═══ SUPPLIED MATERIAL

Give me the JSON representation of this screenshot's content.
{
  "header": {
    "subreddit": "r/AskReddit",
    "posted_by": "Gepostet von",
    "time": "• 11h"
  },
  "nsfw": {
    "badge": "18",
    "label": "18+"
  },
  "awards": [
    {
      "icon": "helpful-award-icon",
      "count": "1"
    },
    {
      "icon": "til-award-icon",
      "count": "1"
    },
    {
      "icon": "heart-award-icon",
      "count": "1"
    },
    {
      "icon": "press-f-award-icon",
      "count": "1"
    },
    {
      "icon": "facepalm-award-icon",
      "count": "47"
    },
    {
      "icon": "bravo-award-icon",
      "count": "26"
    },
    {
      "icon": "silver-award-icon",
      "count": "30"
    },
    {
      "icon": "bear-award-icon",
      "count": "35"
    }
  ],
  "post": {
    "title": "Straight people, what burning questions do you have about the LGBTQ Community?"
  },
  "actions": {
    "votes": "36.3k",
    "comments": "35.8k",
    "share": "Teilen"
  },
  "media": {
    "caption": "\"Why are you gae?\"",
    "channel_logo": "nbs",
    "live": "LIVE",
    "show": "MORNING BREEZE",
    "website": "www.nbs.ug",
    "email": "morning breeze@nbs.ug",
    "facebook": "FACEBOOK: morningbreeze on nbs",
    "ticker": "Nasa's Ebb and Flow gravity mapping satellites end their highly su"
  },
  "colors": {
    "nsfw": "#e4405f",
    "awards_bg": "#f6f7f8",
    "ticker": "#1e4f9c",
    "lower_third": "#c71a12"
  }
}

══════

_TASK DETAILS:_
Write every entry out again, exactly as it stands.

_RESPONSE:_
Give me the JSON representation of this screenshot's content.
{
  "header": {
    "subreddit": "r/AskReddit",
    "posted_by": "Gepostet von",
    "time": "• 11h"
  },
  "nsfw": {
    "badge": "18",
    "label": "18+"
  },
  "awards": [
    {
      "icon": "helpful-award-icon",
      "count": "1"
    },
    {
      "icon": "til-award-icon",
      "count": "1"
    },
    {
      "icon": "heart-award-icon",
      "count": "1"
    },
    {
      "icon": "press-f-award-icon",
      "count": "1"
    },
    {
      "icon": "facepalm-award-icon",
      "count": "47"
    },
    {
      "icon": "bravo-award-icon",
      "count": "26"
    },
    {
      "icon": "silver-award-icon",
      "count": "30"
    },
    {
      "icon": "bear-award-icon",
      "count": "35"
    }
  ],
  "post": {
    "title": "Straight people, what burning questions do you have about the LGBTQ Community?"
  },
  "actions": {
    "votes": "36.3k",
    "comments": "35.8k",
    "share": "Teilen"
  },
  "media": {
    "caption": "\"Why are you gae?\"",
    "channel_logo": "nbs",
    "live": "LIVE",
    "show": "MORNING BREEZE",
    "website": "www.nbs.ug",
    "email": "morning breeze@nbs.ug",
    "facebook": "FACEBOOK: morningbreeze on nbs",
    "ticker": "Nasa's Ebb and Flow gravity mapping satellites end their highly su"
  },
  "colors": {
    "nsfw": "#e4405f",
    "awards_bg": "#f6f7f8",
    "ticker": "#1e4f9c",
    "lower_third": "#c71a12"
  }
}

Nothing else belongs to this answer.